**Required action**
For this exercise, copy all the data exactly and include none of the pictures.

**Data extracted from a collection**
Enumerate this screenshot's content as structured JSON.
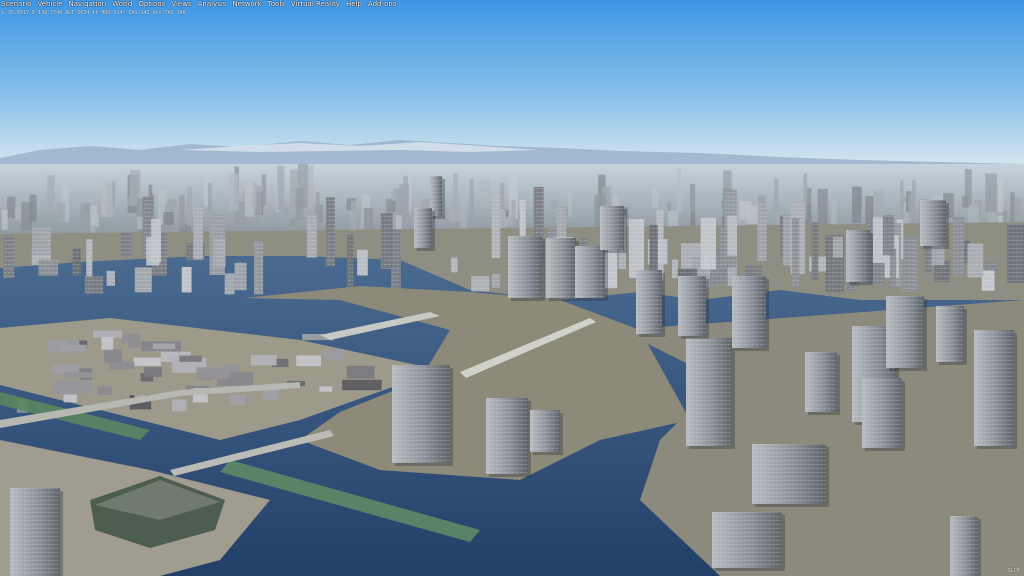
{
  "menubar": {
    "items": [
      "Scenario",
      "Vehicle",
      "Navigation",
      "World",
      "Options",
      "Views",
      "Analysis",
      "Network",
      "Tools",
      "Virtual Reality",
      "Help",
      "Add-ons"
    ]
  },
  "hud": {
    "text": "L 35.6517 E 139.7748 ALT 2634 ft  HDG 314°  IAS 142 kts  TAS 148"
  },
  "watermark": {
    "text": "SLPK"
  },
  "colors": {
    "sky_top": "#3f9ae8",
    "sky_horizon": "#d3e4f0",
    "water": "#2f4f79",
    "land": "#8f8c7e"
  }
}
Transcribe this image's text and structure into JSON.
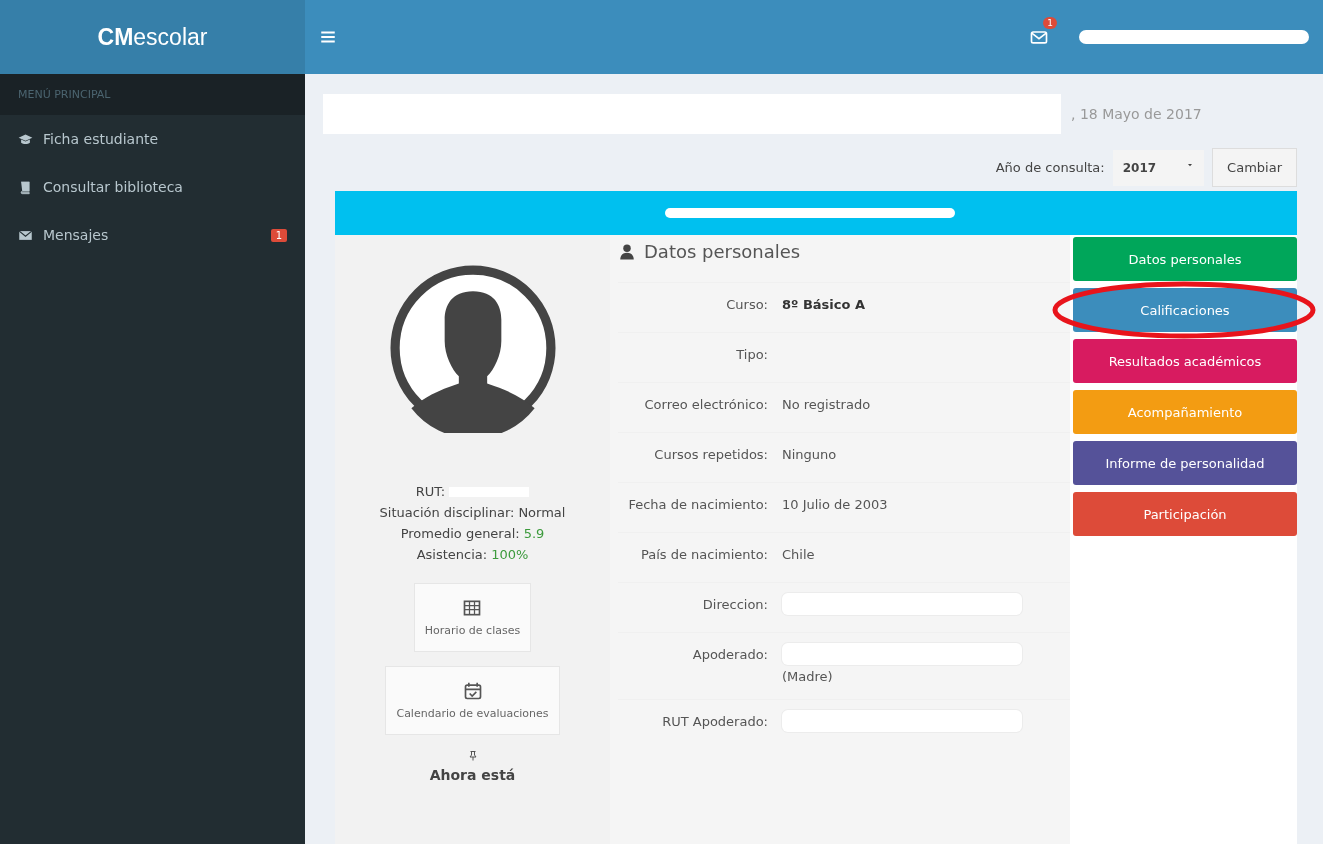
{
  "brand": {
    "bold": "CM",
    "rest": "escolar"
  },
  "header": {
    "mail_badge": "1",
    "user_redacted": true
  },
  "sidebar": {
    "heading": "MENÚ PRINCIPAL",
    "items": [
      {
        "label": "Ficha estudiante"
      },
      {
        "label": "Consultar biblioteca"
      },
      {
        "label": "Mensajes",
        "badge": "1"
      }
    ]
  },
  "greeting": {
    "redacted": true,
    "date": ", 18 Mayo de 2017"
  },
  "year_selector": {
    "label": "Año de consulta:",
    "value": "2017",
    "button": "Cambiar"
  },
  "banner": {
    "redacted": true
  },
  "student": {
    "stats": [
      {
        "label": "RUT:",
        "redacted": true,
        "highlight": false
      },
      {
        "label": "Situación disciplinar:",
        "value": "Normal",
        "redacted": false,
        "highlight": false
      },
      {
        "label": "Promedio general:",
        "value": "5.9",
        "redacted": false,
        "highlight": true
      },
      {
        "label": "Asistencia:",
        "value": "100%",
        "redacted": false,
        "highlight": true
      }
    ],
    "links": [
      {
        "label": "Horario de clases"
      },
      {
        "label": "Calendario de evaluaciones"
      }
    ],
    "status_title": "Ahora está"
  },
  "details": {
    "title": "Datos personales",
    "rows": [
      {
        "label": "Curso:",
        "value": "8º Básico A",
        "bold": true,
        "redacted": false
      },
      {
        "label": "Tipo:",
        "redacted": false
      },
      {
        "label": "Correo electrónico:",
        "value": "No registrado",
        "bold": false,
        "redacted": false
      },
      {
        "label": "Cursos repetidos:",
        "value": "Ninguno",
        "bold": false,
        "redacted": false
      },
      {
        "label": "Fecha de nacimiento:",
        "value": "10 Julio de 2003",
        "bold": false,
        "redacted": false
      },
      {
        "label": "País de nacimiento:",
        "value": "Chile",
        "bold": false,
        "redacted": false
      },
      {
        "label": "Direccion:",
        "redacted": true
      },
      {
        "label": "Apoderado:",
        "value": "(Madre)",
        "bold": false,
        "redacted": true
      },
      {
        "label": "RUT Apoderado:",
        "redacted": true
      }
    ]
  },
  "sections": [
    {
      "label": "Datos personales",
      "color": "#00a65a",
      "circled": false
    },
    {
      "label": "Calificaciones",
      "color": "#3c8dbc",
      "circled": true
    },
    {
      "label": "Resultados académicos",
      "color": "#d81b60",
      "circled": false
    },
    {
      "label": "Acompañamiento",
      "color": "#f39c12",
      "circled": false
    },
    {
      "label": "Informe de personalidad",
      "color": "#555299",
      "circled": false
    },
    {
      "label": "Participación",
      "color": "#dd4b39",
      "circled": false
    }
  ]
}
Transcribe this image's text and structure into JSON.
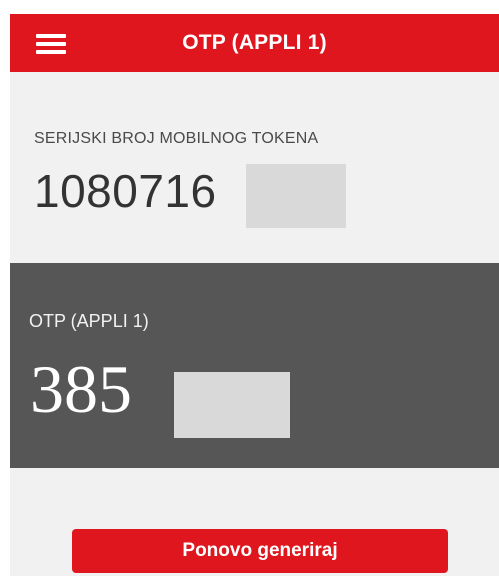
{
  "header": {
    "menu_icon": "hamburger-menu-icon",
    "title": "OTP (APPLI 1)",
    "background": "#e0161e"
  },
  "token": {
    "serial_label": "SERIJSKI BROJ MOBILNOG TOKENA",
    "serial_value": "1080716"
  },
  "otp": {
    "label": "OTP (APPLI 1)",
    "value": "385",
    "panel_background": "#565656"
  },
  "actions": {
    "regenerate_label": "Ponovo generiraj",
    "accent": "#e0161e"
  }
}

**Task solution**
Enumerate this screenshot's content as structured JSON.
{
  "menubar": {
    "items": [
      "Scenario",
      "Vehicle",
      "Navigation",
      "World",
      "Options",
      "Views",
      "Analysis",
      "Network",
      "Tools",
      "Virtual Reality",
      "Help",
      "Add-ons"
    ]
  },
  "hud": {
    "text": "L 35.6517 E 139.7748 ALT 2634 ft  HDG 314°  IAS 142 kts  TAS 148"
  },
  "watermark": {
    "text": "SLPK"
  },
  "colors": {
    "sky_top": "#3f9ae8",
    "sky_horizon": "#d3e4f0",
    "water": "#2f4f79",
    "land": "#8f8c7e"
  }
}
Transcribe this image's text and structure into JSON.
{
  "brand": {
    "bold": "CM",
    "rest": "escolar"
  },
  "header": {
    "mail_badge": "1",
    "user_redacted": true
  },
  "sidebar": {
    "heading": "MENÚ PRINCIPAL",
    "items": [
      {
        "label": "Ficha estudiante"
      },
      {
        "label": "Consultar biblioteca"
      },
      {
        "label": "Mensajes",
        "badge": "1"
      }
    ]
  },
  "greeting": {
    "redacted": true,
    "date": ", 18 Mayo de 2017"
  },
  "year_selector": {
    "label": "Año de consulta:",
    "value": "2017",
    "button": "Cambiar"
  },
  "banner": {
    "redacted": true
  },
  "student": {
    "stats": [
      {
        "label": "RUT:",
        "redacted": true,
        "highlight": false
      },
      {
        "label": "Situación disciplinar:",
        "value": "Normal",
        "redacted": false,
        "highlight": false
      },
      {
        "label": "Promedio general:",
        "value": "5.9",
        "redacted": false,
        "highlight": true
      },
      {
        "label": "Asistencia:",
        "value": "100%",
        "redacted": false,
        "highlight": true
      }
    ],
    "links": [
      {
        "label": "Horario de clases"
      },
      {
        "label": "Calendario de evaluaciones"
      }
    ],
    "status_title": "Ahora está"
  },
  "details": {
    "title": "Datos personales",
    "rows": [
      {
        "label": "Curso:",
        "value": "8º Básico A",
        "bold": true,
        "redacted": false
      },
      {
        "label": "Tipo:",
        "redacted": false
      },
      {
        "label": "Correo electrónico:",
        "value": "No registrado",
        "bold": false,
        "redacted": false
      },
      {
        "label": "Cursos repetidos:",
        "value": "Ninguno",
        "bold": false,
        "redacted": false
      },
      {
        "label": "Fecha de nacimiento:",
        "value": "10 Julio de 2003",
        "bold": false,
        "redacted": false
      },
      {
        "label": "País de nacimiento:",
        "value": "Chile",
        "bold": false,
        "redacted": false
      },
      {
        "label": "Direccion:",
        "redacted": true
      },
      {
        "label": "Apoderado:",
        "value": "(Madre)",
        "bold": false,
        "redacted": true
      },
      {
        "label": "RUT Apoderado:",
        "redacted": true
      }
    ]
  },
  "sections": [
    {
      "label": "Datos personales",
      "color": "#00a65a",
      "circled": false
    },
    {
      "label": "Calificaciones",
      "color": "#3c8dbc",
      "circled": true
    },
    {
      "label": "Resultados académicos",
      "color": "#d81b60",
      "circled": false
    },
    {
      "label": "Acompañamiento",
      "color": "#f39c12",
      "circled": false
    },
    {
      "label": "Informe de personalidad",
      "color": "#555299",
      "circled": false
    },
    {
      "label": "Participación",
      "color": "#dd4b39",
      "circled": false
    }
  ]
}
Transcribe this image's text and structure into JSON.
{
  "header": {
    "menu_icon": "hamburger-menu-icon",
    "title": "OTP (APPLI 1)",
    "background": "#e0161e"
  },
  "token": {
    "serial_label": "SERIJSKI BROJ MOBILNOG TOKENA",
    "serial_value": "1080716"
  },
  "otp": {
    "label": "OTP (APPLI 1)",
    "value": "385",
    "panel_background": "#565656"
  },
  "actions": {
    "regenerate_label": "Ponovo generiraj",
    "accent": "#e0161e"
  }
}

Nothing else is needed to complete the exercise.